*** Opening of RECORD SET ***

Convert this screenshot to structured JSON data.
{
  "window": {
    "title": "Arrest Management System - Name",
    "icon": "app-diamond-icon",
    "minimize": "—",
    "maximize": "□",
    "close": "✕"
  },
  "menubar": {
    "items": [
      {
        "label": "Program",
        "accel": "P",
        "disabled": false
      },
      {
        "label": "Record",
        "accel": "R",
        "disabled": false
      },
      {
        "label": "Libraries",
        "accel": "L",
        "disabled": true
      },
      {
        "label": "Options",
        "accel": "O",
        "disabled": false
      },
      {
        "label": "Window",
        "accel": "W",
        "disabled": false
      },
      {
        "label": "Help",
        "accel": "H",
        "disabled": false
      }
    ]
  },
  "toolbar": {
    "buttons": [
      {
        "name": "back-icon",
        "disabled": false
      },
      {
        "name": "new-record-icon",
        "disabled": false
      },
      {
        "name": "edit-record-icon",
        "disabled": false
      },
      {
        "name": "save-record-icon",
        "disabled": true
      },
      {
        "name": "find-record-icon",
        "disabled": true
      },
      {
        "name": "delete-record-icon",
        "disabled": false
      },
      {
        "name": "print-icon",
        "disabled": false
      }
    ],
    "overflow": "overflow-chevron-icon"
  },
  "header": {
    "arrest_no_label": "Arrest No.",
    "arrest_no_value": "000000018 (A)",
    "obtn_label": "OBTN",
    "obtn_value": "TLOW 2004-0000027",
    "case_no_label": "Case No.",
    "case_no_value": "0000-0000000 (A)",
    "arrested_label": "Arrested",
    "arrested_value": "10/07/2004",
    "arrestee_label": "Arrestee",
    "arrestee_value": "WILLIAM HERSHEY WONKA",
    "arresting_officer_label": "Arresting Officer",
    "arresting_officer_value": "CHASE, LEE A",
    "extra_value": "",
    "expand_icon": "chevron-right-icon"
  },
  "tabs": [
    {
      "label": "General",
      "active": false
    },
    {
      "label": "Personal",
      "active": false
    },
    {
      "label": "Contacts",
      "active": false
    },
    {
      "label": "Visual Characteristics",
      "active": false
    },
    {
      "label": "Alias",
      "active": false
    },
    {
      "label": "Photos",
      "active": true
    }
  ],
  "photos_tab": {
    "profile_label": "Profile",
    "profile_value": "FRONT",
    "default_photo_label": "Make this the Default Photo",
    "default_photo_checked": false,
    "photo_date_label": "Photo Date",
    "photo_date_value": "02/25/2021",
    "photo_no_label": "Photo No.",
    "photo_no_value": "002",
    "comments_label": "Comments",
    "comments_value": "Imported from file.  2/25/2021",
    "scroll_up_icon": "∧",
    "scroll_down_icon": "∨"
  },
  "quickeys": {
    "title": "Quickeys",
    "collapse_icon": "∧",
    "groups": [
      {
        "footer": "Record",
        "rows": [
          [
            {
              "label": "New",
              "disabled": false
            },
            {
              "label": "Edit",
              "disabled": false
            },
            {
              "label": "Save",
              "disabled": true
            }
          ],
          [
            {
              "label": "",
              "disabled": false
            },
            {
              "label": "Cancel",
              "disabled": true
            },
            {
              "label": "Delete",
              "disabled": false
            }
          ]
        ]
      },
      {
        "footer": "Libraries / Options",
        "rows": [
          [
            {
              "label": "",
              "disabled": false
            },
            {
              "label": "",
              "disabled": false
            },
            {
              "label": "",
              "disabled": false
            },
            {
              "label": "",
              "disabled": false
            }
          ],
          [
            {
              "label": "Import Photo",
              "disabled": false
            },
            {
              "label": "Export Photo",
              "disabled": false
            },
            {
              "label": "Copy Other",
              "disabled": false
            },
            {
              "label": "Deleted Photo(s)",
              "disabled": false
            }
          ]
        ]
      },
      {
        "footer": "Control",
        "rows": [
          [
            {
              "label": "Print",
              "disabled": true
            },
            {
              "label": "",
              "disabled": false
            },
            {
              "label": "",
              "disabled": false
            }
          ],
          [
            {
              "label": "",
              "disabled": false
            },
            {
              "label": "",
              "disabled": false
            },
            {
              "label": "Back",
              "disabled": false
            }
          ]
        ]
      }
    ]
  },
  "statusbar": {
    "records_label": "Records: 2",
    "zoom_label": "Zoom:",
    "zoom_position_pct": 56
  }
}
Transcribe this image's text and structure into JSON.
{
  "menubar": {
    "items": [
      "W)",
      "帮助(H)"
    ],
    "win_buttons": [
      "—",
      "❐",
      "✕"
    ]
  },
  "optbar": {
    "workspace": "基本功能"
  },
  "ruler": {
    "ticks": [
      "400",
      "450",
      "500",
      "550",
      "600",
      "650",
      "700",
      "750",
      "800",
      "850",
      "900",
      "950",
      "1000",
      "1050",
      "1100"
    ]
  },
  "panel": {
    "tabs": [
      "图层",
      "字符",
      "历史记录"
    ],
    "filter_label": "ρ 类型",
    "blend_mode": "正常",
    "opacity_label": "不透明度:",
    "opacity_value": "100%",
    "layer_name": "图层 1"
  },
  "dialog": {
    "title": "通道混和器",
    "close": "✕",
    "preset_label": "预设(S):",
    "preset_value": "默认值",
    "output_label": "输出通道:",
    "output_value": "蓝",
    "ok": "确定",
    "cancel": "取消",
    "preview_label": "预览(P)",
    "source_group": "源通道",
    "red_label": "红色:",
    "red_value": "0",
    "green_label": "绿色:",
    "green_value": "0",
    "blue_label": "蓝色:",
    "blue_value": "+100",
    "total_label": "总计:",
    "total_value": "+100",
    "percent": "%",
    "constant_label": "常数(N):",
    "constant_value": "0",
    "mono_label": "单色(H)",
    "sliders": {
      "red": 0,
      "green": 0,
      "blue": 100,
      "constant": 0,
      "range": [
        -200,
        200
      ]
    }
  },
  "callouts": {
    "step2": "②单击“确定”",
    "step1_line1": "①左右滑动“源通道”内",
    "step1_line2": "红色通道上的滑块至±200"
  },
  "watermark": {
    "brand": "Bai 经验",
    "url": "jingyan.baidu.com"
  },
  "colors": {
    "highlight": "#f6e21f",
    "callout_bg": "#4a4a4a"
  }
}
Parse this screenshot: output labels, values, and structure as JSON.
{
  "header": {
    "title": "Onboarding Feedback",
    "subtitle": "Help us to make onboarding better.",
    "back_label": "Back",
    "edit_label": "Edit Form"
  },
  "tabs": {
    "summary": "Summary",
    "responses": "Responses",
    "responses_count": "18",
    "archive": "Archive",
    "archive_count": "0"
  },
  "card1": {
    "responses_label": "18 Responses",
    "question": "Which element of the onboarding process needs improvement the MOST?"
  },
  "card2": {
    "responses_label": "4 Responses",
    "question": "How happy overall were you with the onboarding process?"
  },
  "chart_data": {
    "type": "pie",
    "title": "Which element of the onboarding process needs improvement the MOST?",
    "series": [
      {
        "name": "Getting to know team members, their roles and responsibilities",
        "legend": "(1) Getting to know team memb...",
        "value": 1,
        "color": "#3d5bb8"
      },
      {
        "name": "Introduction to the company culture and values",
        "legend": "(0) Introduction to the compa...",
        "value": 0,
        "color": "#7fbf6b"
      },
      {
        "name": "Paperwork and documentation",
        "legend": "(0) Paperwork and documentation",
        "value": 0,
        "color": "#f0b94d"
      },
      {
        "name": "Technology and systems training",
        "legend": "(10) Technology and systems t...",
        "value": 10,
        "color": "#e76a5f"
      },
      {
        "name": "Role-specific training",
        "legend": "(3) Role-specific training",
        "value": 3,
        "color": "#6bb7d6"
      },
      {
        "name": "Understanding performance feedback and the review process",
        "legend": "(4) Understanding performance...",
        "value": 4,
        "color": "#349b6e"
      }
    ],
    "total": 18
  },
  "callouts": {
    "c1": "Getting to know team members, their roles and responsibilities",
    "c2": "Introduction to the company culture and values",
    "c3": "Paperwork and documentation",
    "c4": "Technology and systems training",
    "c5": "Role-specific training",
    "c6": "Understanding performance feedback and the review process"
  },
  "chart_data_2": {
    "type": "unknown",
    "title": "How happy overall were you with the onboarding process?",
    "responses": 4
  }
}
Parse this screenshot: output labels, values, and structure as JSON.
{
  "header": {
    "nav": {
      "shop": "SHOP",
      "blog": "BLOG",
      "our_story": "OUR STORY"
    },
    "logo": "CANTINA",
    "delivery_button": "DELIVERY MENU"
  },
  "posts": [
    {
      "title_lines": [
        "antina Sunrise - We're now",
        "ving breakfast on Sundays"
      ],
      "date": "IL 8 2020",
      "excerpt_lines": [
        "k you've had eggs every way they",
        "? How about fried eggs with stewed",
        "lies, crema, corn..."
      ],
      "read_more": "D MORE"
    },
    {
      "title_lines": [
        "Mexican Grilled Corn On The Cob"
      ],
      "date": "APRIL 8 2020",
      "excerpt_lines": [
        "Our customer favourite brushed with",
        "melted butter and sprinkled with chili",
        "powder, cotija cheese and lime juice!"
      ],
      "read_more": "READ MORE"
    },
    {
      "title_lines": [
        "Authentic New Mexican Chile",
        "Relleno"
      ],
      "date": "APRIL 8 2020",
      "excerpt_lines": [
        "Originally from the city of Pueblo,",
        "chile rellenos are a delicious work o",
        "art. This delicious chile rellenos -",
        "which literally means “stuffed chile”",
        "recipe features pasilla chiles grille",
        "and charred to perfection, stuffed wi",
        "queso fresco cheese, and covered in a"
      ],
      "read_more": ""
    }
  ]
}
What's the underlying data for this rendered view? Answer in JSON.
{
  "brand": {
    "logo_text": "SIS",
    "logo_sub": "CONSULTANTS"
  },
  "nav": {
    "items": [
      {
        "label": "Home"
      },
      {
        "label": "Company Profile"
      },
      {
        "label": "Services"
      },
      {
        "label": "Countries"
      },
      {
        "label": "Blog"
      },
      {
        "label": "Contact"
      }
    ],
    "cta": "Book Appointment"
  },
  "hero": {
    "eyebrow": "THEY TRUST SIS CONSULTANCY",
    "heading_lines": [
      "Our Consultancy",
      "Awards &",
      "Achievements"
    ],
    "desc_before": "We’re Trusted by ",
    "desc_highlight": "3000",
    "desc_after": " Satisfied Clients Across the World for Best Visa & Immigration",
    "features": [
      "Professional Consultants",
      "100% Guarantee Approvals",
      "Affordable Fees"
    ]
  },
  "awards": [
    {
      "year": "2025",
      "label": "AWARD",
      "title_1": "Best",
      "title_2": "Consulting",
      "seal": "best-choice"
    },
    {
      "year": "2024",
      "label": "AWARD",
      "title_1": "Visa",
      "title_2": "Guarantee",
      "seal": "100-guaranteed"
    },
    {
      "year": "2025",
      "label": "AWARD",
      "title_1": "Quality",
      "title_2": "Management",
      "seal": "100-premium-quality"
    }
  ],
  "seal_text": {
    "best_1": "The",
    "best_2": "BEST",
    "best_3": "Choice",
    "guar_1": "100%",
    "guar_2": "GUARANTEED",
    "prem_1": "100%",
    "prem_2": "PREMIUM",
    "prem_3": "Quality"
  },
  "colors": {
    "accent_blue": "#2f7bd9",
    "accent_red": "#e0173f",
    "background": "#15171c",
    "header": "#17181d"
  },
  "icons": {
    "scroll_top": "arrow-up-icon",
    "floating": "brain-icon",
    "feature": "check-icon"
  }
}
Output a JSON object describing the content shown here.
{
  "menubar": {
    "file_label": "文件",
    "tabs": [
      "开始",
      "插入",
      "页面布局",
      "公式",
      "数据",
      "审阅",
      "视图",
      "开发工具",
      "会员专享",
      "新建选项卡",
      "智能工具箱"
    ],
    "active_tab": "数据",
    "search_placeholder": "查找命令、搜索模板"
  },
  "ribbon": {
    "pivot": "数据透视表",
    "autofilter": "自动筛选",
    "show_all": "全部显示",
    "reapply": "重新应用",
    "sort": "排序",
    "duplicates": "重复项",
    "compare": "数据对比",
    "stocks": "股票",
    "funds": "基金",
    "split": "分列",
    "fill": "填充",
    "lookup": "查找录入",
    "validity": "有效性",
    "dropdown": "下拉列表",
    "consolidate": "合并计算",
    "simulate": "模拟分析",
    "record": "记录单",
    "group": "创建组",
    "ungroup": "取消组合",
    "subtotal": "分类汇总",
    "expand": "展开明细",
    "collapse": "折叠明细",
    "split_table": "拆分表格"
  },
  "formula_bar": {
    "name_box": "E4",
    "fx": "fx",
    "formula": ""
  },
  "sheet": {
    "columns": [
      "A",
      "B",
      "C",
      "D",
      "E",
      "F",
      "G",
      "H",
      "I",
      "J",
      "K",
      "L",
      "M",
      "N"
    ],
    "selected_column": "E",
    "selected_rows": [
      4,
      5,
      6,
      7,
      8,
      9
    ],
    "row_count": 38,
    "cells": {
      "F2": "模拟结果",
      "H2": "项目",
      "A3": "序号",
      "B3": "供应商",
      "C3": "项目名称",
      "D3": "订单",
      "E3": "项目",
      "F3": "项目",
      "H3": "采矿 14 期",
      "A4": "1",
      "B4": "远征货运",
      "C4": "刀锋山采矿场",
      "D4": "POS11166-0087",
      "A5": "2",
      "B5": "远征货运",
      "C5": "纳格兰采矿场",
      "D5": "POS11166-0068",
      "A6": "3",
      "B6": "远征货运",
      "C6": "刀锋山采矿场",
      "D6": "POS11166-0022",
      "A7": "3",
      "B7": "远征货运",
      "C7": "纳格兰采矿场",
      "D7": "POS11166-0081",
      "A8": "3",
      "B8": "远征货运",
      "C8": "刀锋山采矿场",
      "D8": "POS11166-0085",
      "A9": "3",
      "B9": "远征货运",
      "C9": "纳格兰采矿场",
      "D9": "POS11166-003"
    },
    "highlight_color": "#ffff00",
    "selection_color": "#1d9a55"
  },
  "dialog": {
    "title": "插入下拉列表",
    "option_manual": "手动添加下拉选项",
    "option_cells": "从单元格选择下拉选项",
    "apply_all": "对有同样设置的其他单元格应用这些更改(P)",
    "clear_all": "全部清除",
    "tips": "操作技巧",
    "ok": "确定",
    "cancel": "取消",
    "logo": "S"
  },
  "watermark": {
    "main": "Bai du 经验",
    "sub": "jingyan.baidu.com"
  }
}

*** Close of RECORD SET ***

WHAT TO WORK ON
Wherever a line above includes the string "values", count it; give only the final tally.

SOLUTION TO THE PROBLEM
4